Retrieve each line that contains the word "战斗开始时" from the entries below.

# [Excerpts from an interface dataset]
'''

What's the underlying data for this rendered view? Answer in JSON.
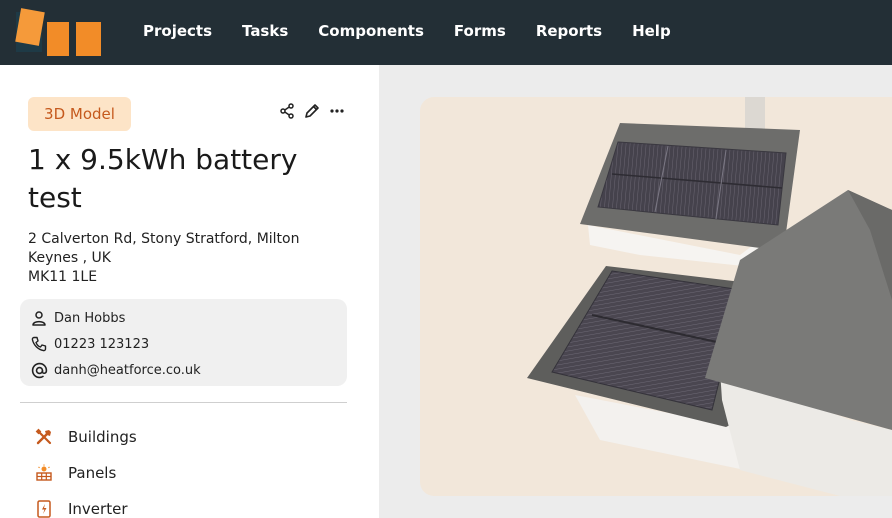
{
  "nav": {
    "items": [
      "Projects",
      "Tasks",
      "Components",
      "Forms",
      "Reports",
      "Help"
    ]
  },
  "project": {
    "badge": "3D Model",
    "title": "1 x 9.5kWh battery test",
    "address_lines": [
      "2 Calverton Rd, Stony Stratford, Milton",
      "Keynes , UK",
      "MK11 1LE"
    ]
  },
  "contact": {
    "name": "Dan Hobbs",
    "phone": "01223 123123",
    "email": "danh@heatforce.co.uk"
  },
  "menu": {
    "items": [
      {
        "label": "Buildings",
        "icon": "tools-icon"
      },
      {
        "label": "Panels",
        "icon": "solar-panel-icon"
      },
      {
        "label": "Inverter",
        "icon": "inverter-icon"
      }
    ]
  },
  "colors": {
    "topbar": "#232f36",
    "accent": "#f28c28",
    "badge_bg": "#fde4c7",
    "badge_text": "#c5591d",
    "viewer_bg": "#f2e7da"
  }
}
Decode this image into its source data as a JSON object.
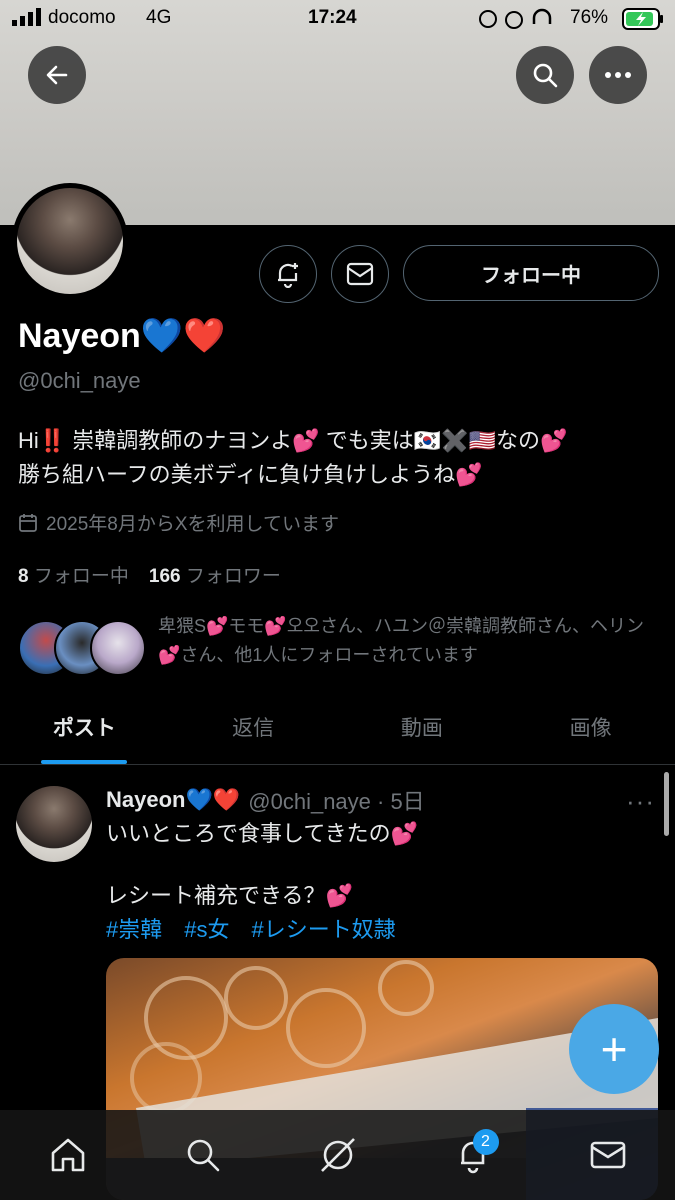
{
  "status_bar": {
    "carrier": "docomo",
    "network": "4G",
    "time": "17:24",
    "battery": "76%"
  },
  "profile": {
    "name": "Nayeon💙❤️",
    "handle": "@0chi_naye",
    "bio_line1": "Hi‼️ 崇韓調教師のナヨンよ💕 でも実は🇰🇷✖️🇺🇸なの💕",
    "bio_line2": "勝ち組ハーフの美ボディに負け負けしようね💕",
    "joined": "2025年8月からXを利用しています",
    "following_count": "8",
    "following_label": "フォロー中",
    "followers_count": "166",
    "followers_label": "フォロワー",
    "followed_by": "卑猥S💕モモ💕오오さん、ハユン＠崇韓調教師さん、ヘリン💕さん、他1人にフォローされています",
    "follow_button": "フォロー中"
  },
  "tabs": [
    {
      "label": "ポスト",
      "active": true
    },
    {
      "label": "返信",
      "active": false
    },
    {
      "label": "動画",
      "active": false
    },
    {
      "label": "画像",
      "active": false
    }
  ],
  "post": {
    "name": "Nayeon💙❤️",
    "handle_time": "@0chi_naye · 5日",
    "line1": "いいところで食事してきたの💕",
    "line2": "レシート補充できる？💕",
    "hashtags": [
      "#崇韓",
      "#s女",
      "#レシート奴隷"
    ]
  },
  "fab_label": "+",
  "nav": {
    "notification_badge": "2"
  },
  "icons": {
    "back": "back-arrow-icon",
    "search": "search-icon",
    "more": "more-icon",
    "notify": "bell-plus-icon",
    "message": "envelope-icon",
    "calendar": "calendar-icon"
  },
  "colors": {
    "accent": "#1d9bf0",
    "background": "#000000",
    "secondary_text": "#71767b"
  }
}
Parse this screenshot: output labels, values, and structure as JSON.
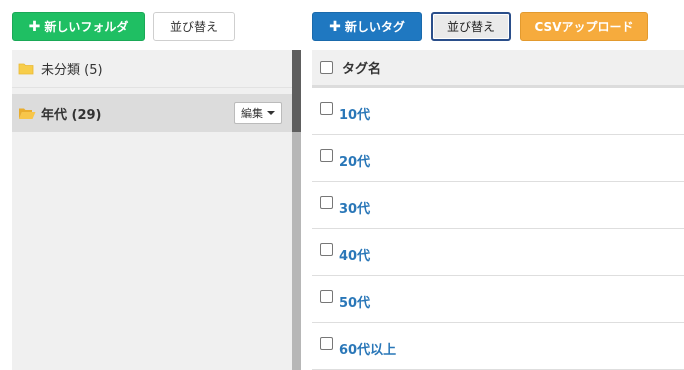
{
  "toolbar_left": {
    "new_folder_label": "新しいフォルダ",
    "sort_label": "並び替え"
  },
  "toolbar_right": {
    "new_tag_label": "新しいタグ",
    "sort_label": "並び替え",
    "csv_upload_label": "CSVアップロード"
  },
  "folders": [
    {
      "label": "未分類 (5)",
      "icon": "folder-closed-icon",
      "selected": false
    },
    {
      "label": "年代 (29)",
      "icon": "folder-open-icon",
      "selected": true,
      "edit_label": "編集"
    }
  ],
  "tags": {
    "header_label": "タグ名",
    "rows": [
      "10代",
      "20代",
      "30代",
      "40代",
      "50代",
      "60代以上"
    ]
  },
  "colors": {
    "green": "#1fbf63",
    "blue": "#1f78c1",
    "orange": "#f6ab3d",
    "link": "#2a77b8",
    "folder": "#f7cd4a"
  }
}
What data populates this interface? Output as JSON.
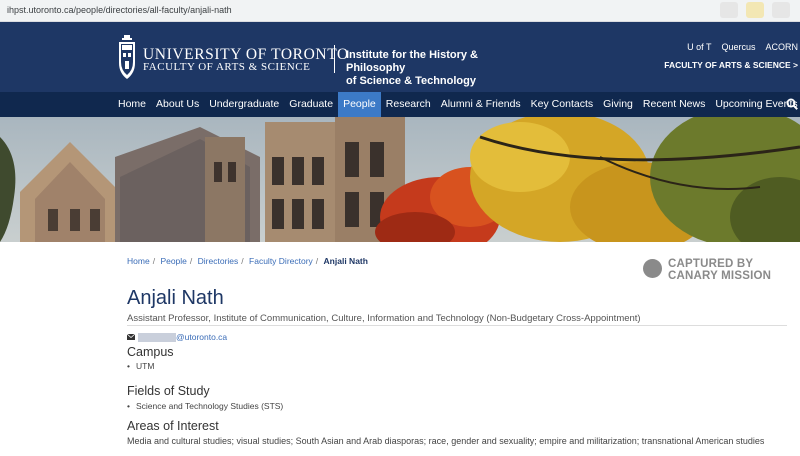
{
  "browser": {
    "url": "ihpst.utoronto.ca/people/directories/all-faculty/anjali-nath"
  },
  "header": {
    "university_name": "UNIVERSITY OF TORONTO",
    "faculty_name": "FACULTY OF ARTS & SCIENCE",
    "institute_line1": "Institute for the History & Philosophy",
    "institute_line2": "of Science & Technology",
    "top_links": [
      "U of T",
      "Quercus",
      "ACORN"
    ],
    "faculty_link": "FACULTY OF ARTS & SCIENCE >"
  },
  "nav": {
    "items": [
      {
        "label": "Home"
      },
      {
        "label": "About Us"
      },
      {
        "label": "Undergraduate"
      },
      {
        "label": "Graduate"
      },
      {
        "label": "People"
      },
      {
        "label": "Research"
      },
      {
        "label": "Alumni & Friends"
      },
      {
        "label": "Key Contacts"
      },
      {
        "label": "Giving"
      },
      {
        "label": "Recent News"
      },
      {
        "label": "Upcoming Events"
      }
    ],
    "active_index": 4
  },
  "breadcrumb": {
    "items": [
      "Home",
      "People",
      "Directories",
      "Faculty Directory"
    ],
    "current": "Anjali Nath"
  },
  "stamp": {
    "line1": "CAPTURED BY",
    "line2": "CANARY MISSION"
  },
  "profile": {
    "name": "Anjali Nath",
    "title": "Assistant Professor, Institute of Communication, Culture, Information and Technology (Non-Budgetary Cross-Appointment)",
    "email_domain": "@utoronto.ca",
    "campus_heading": "Campus",
    "campus": [
      "UTM"
    ],
    "fields_heading": "Fields of Study",
    "fields": [
      "Science and Technology Studies (STS)"
    ],
    "interests_heading": "Areas of Interest",
    "interests": "Media and cultural studies; visual studies; South Asian and Arab diasporas; race, gender and sexuality; empire and militarization; transnational American studies"
  },
  "colors": {
    "header_bg": "#1e3765",
    "nav_bg": "#10284e",
    "nav_active": "#3c7ac7",
    "link": "#3a6cb7"
  },
  "icons": {
    "search": "search-icon",
    "email": "envelope-icon",
    "crest": "crest-icon",
    "stamp": "stamp-icon"
  }
}
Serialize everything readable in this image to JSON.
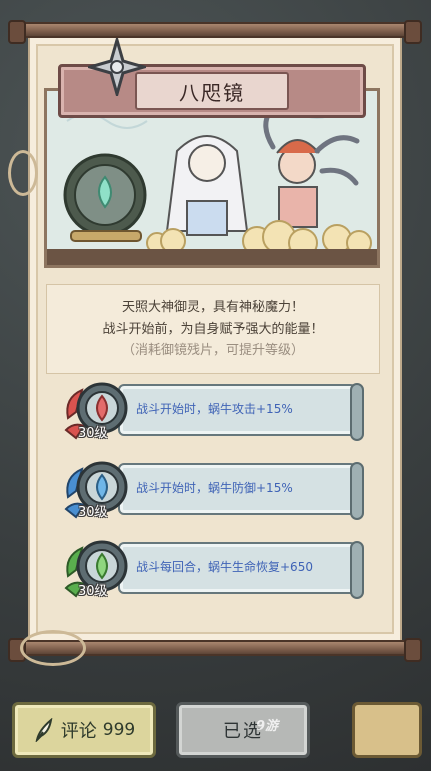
{
  "item": {
    "title": "八咫镜",
    "description_lines": [
      "天照大神御灵，具有神秘魔力！",
      "战斗开始前，为自身赋予强大的能量！"
    ],
    "hint": "（消耗御镜残片，可提升等级）"
  },
  "skills": [
    {
      "level": "30级",
      "text": "战斗开始时，蜗牛攻击+15%",
      "emblem_icon": "red-flame-emblem-icon",
      "color": "#d9534f"
    },
    {
      "level": "30级",
      "text": "战斗开始时，蜗牛防御+15%",
      "emblem_icon": "blue-flame-emblem-icon",
      "color": "#4a8fd1"
    },
    {
      "level": "30级",
      "text": "战斗每回合，蜗牛生命恢复+650",
      "emblem_icon": "green-flame-emblem-icon",
      "color": "#5aae4e"
    }
  ],
  "buttons": {
    "comment_label": "评论",
    "comment_count": "999",
    "selected_label": "已选"
  },
  "watermark": "9游"
}
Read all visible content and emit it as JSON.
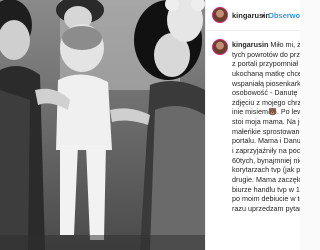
{
  "post": {
    "username": "kingarusin",
    "separator": "•",
    "follow_label": "Obserwo",
    "caption_first": "Miło mi, że",
    "caption_lines": [
      "tych powrotów do przes",
      "z portali przypomniał mo",
      "ukochaną matkę chcesz",
      "wspaniałą piosenkarkę i",
      "osobowość - Danutę Rin",
      "zdjęciu z mojego chrztu",
      "inie misiem🐻. Po lewej",
      "stoi moja mama. Na jej p",
      "małeńkie sprostowanie",
      "portalu. Mama i Danusia",
      "i zaprzyjaźniły na począt",
      "60tych, bynajmniej nie n",
      "korytarzach tvp (jak piszą",
      "drugie. Mama zaczęła pr",
      "biurze handlu tvp w 199",
      "po moim debiucie w telev",
      "razu uprzedzam pytania"
    ]
  }
}
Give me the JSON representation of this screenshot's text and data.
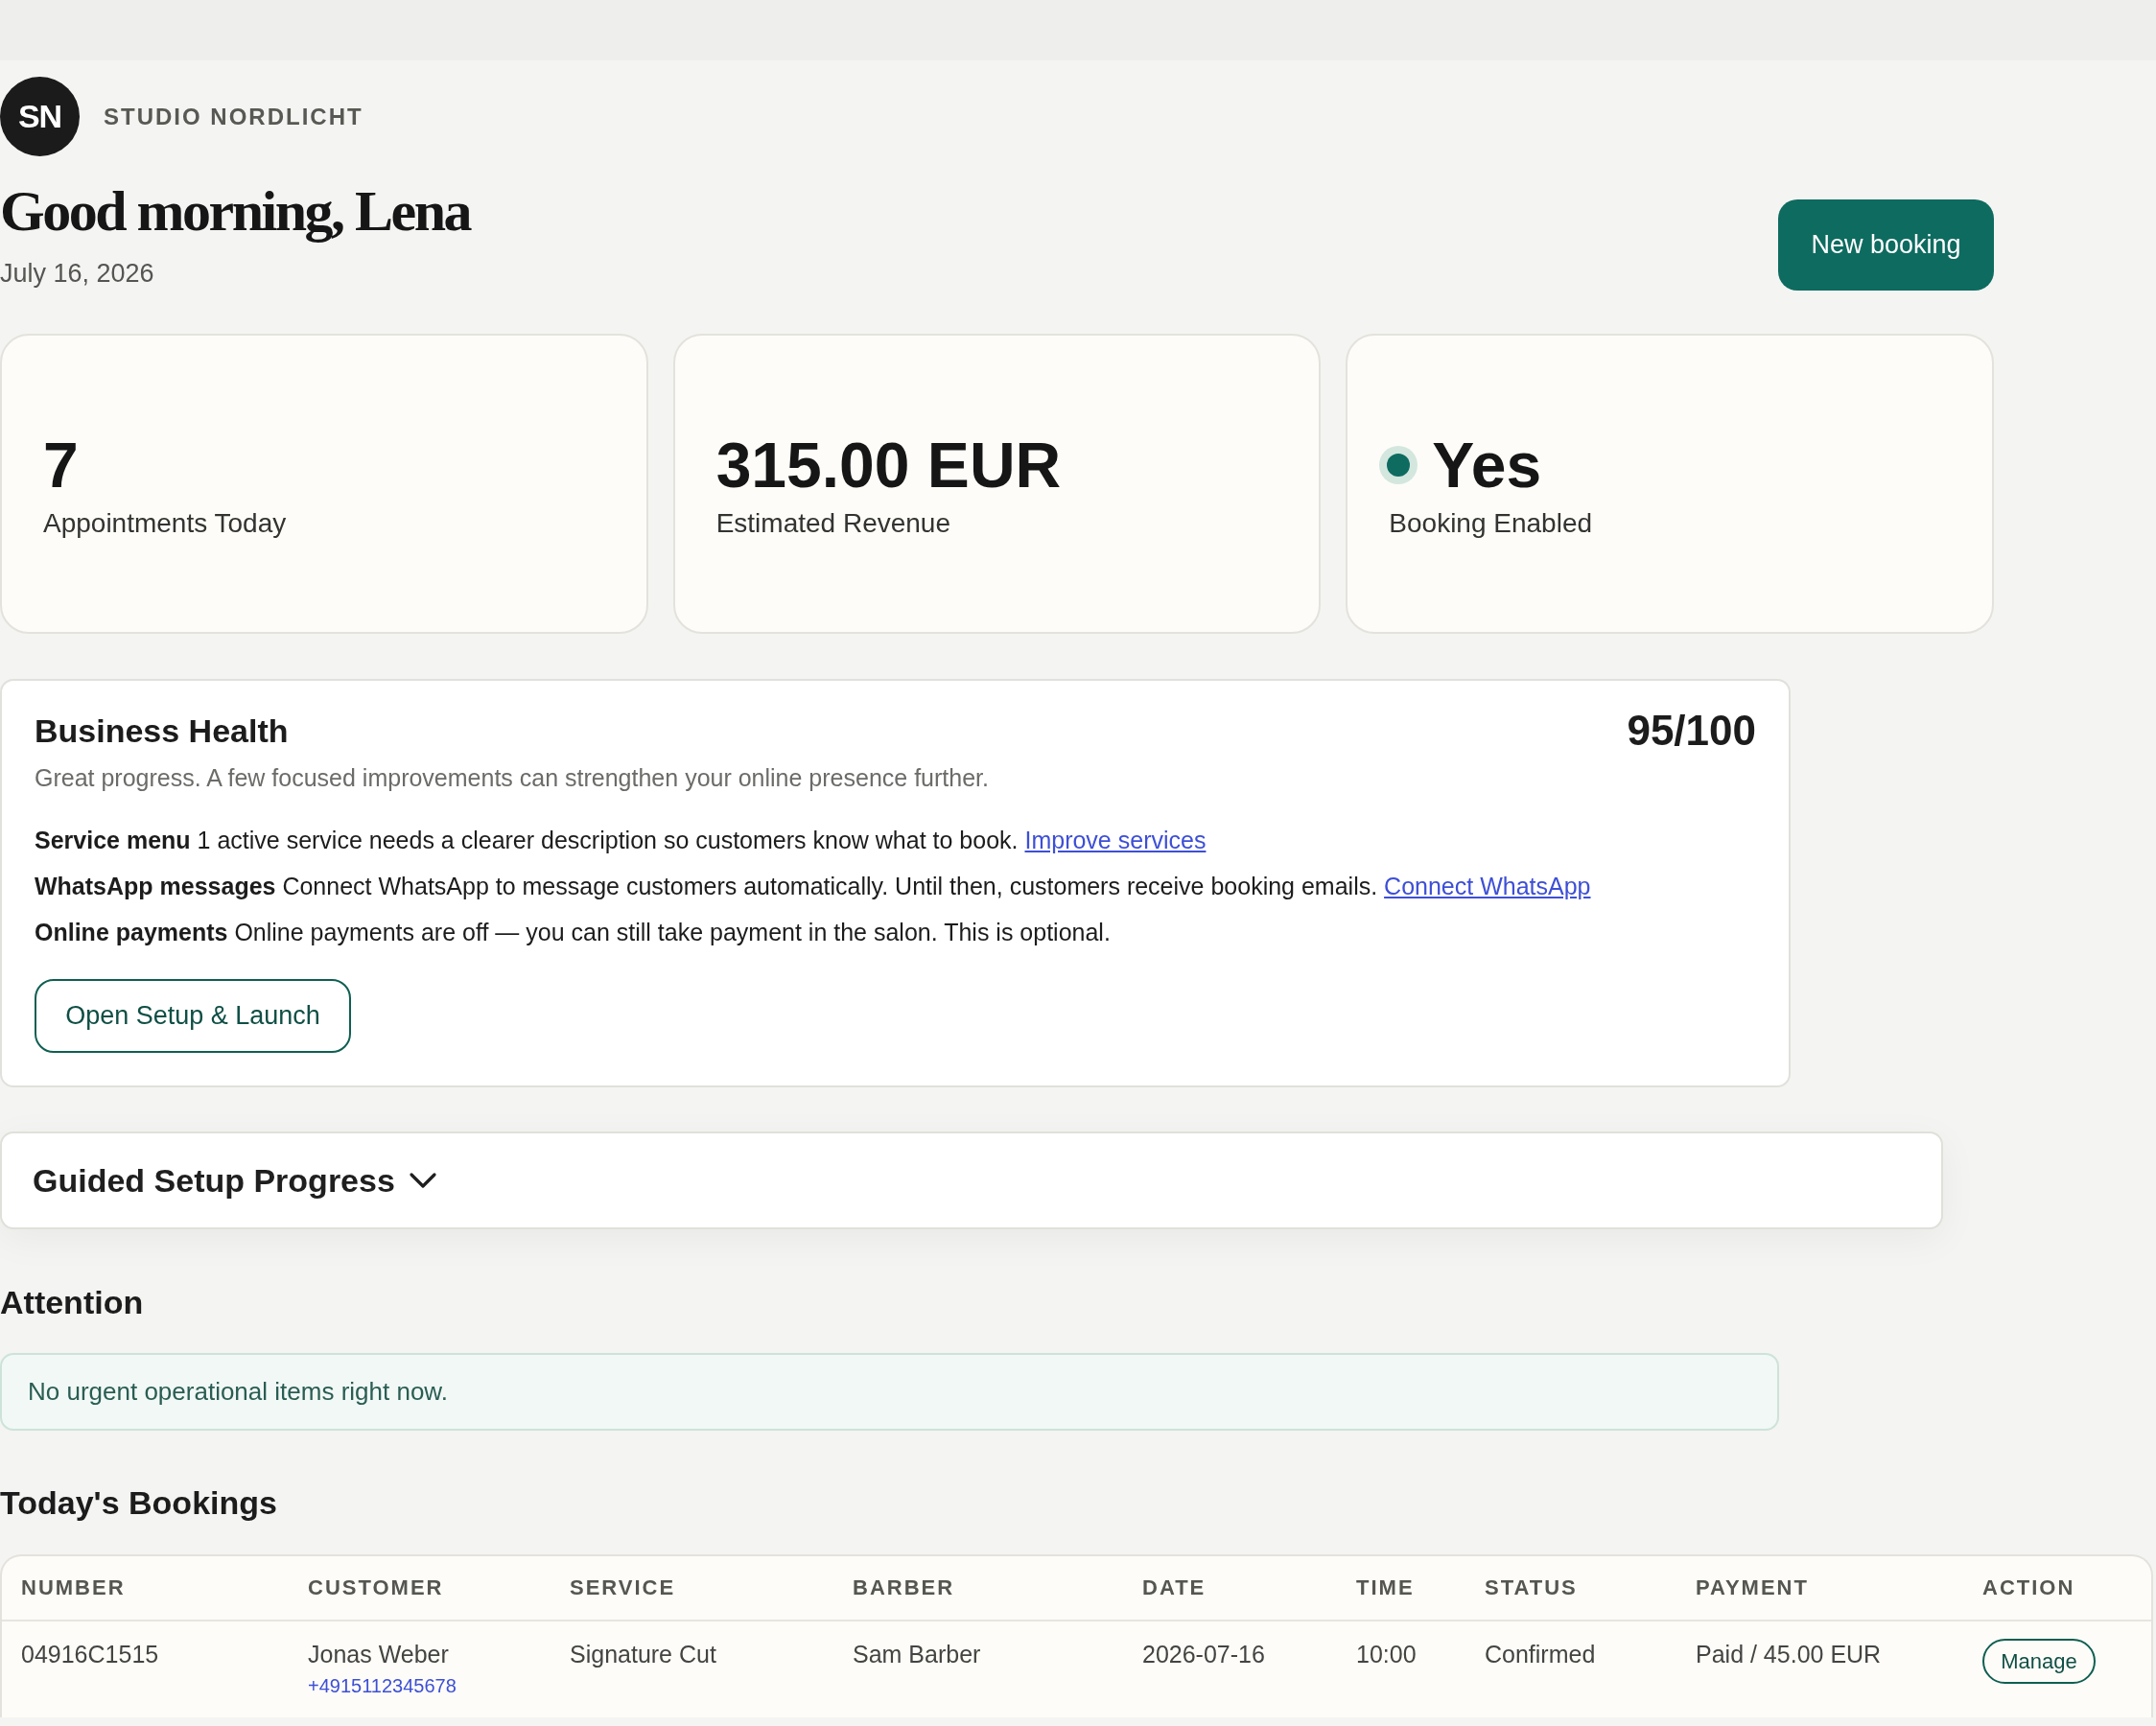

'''

# [Answer section]
      "text": "战斗开始时，蜗牛攻击+15%",
      "text": "战斗开始时，蜗牛防御+15%",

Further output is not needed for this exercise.